White, K.F. and Lutters, W.G. (2007), “Midweight collaborative remembering: wikis in the
workplace”, Proceedings of the 2007 Symposium on Computer Human Interaction for the
Management of Information Technology, Cambridge, MA.
White, K.F., Gurzick, D. and Lutters, W.G. (2009), “Wiki anxiety: impediments to implementing
wikis for IT support groups”, Proceedings of the Symposium on Computer Human
Interaction for the Management of Information Technology, Baltimore, Maryland.
Choate, M.S. (2008), Professional Wikis, Wiley, Indianapolis, IN.
Forte, A. and Bruckman, A. (2006), “From Wikipedia to the classroom”, Proceedings of the 7th
International Conference of the Learning Sciences (ICLS’06 ), ACM Press, New York, NY,
Gonzalez-Reinhart, J. (2005), Wiki and the Wiki Way: Beyond a Knowledge Management Solution,
Information Systems Research Center, available at: www.coulthard.com/library/Files/
Pfaff, C. and Hasan, H. (2007), “Democratising organisational knowledge: the potential of the
corporate wiki”, paper presented at the International Conference on Information Systems
(ICIS), Montreal, Canada.
Rick, J. and Gudzial, M. (2006), “Situating CoWeb: a scholarship of application”, International
Journal of Computer-Supported Collaborative Learning, Vol. 1 No. 1, pp. 89-115.
Craig Standing can be contacted at: email@example.com
Wikis as KMS
To purchase reprints of this article please e-mail: firstname.lastname@example.org

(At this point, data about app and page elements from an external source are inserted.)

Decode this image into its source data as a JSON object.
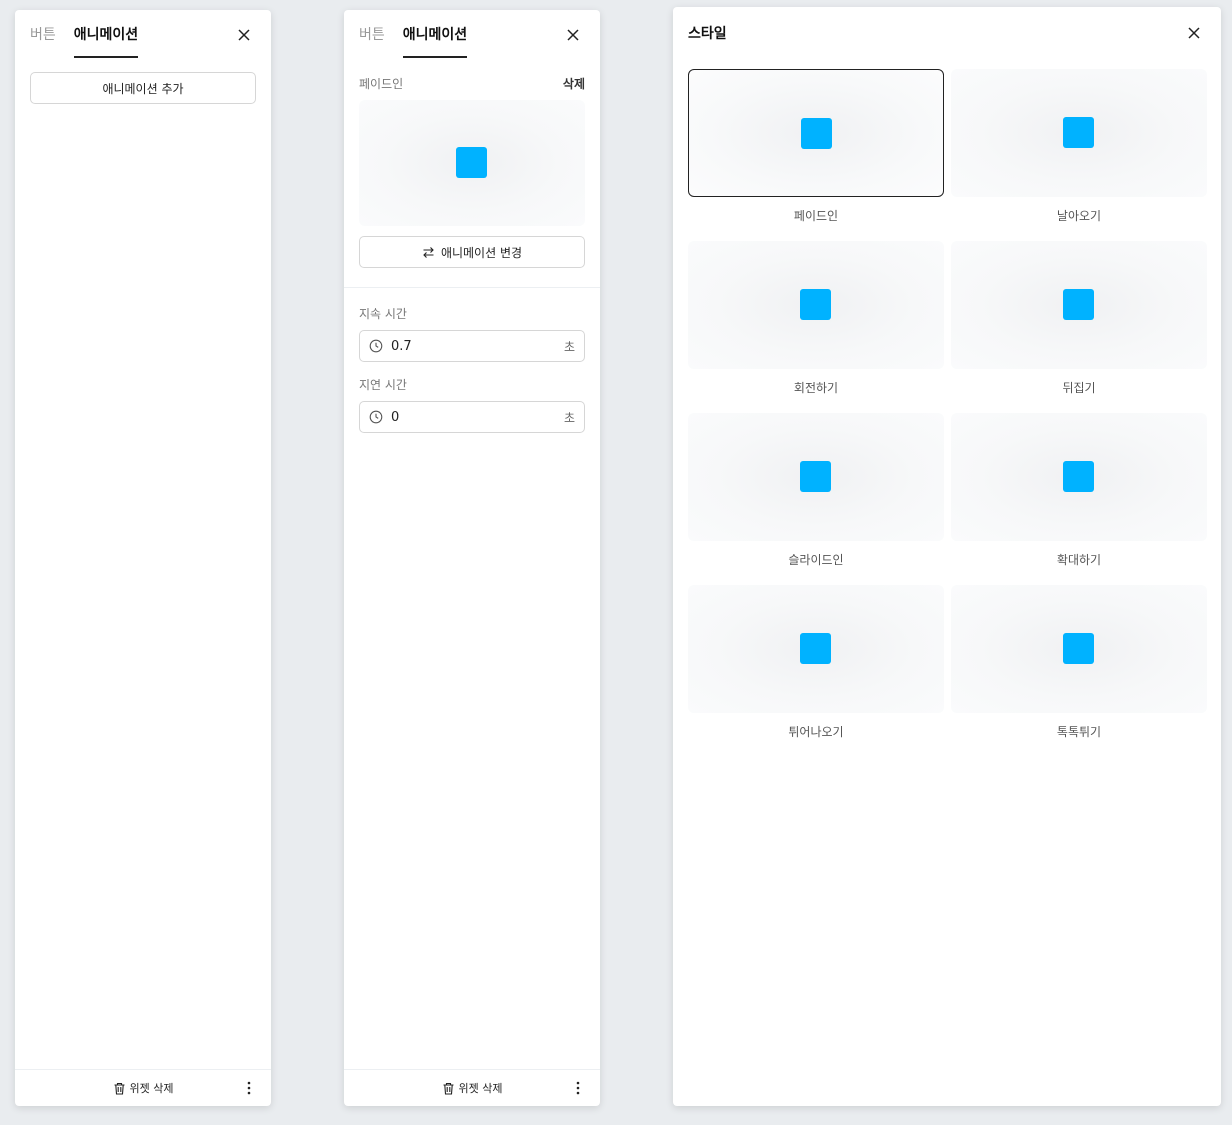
{
  "panel1": {
    "tabs": [
      {
        "label": "버튼"
      },
      {
        "label": "애니메이션"
      }
    ],
    "add_animation_label": "애니메이션 추가",
    "footer": {
      "delete_widget_label": "위젯 삭제"
    }
  },
  "panel2": {
    "tabs": [
      {
        "label": "버튼"
      },
      {
        "label": "애니메이션"
      }
    ],
    "animation_name": "페이드인",
    "delete_label": "삭제",
    "change_animation_label": "애니메이션 변경",
    "duration": {
      "label": "지속 시간",
      "value": "0.7",
      "unit": "초"
    },
    "delay": {
      "label": "지연 시간",
      "value": "0",
      "unit": "초"
    },
    "footer": {
      "delete_widget_label": "위젯 삭제"
    }
  },
  "panel3": {
    "title": "스타일",
    "selected_index": 0,
    "styles": [
      {
        "label": "페이드인"
      },
      {
        "label": "날아오기"
      },
      {
        "label": "회전하기"
      },
      {
        "label": "뒤집기"
      },
      {
        "label": "슬라이드인"
      },
      {
        "label": "확대하기"
      },
      {
        "label": "튀어나오기"
      },
      {
        "label": "톡톡튀기"
      }
    ]
  },
  "colors": {
    "accent": "#00b2ff",
    "background": "#e9ecef"
  },
  "icons": [
    "close-icon",
    "swap-icon",
    "clock-icon",
    "trash-icon",
    "more-vertical-icon"
  ]
}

Or visit our web site for further details: www.emeraldinsight.com/reprints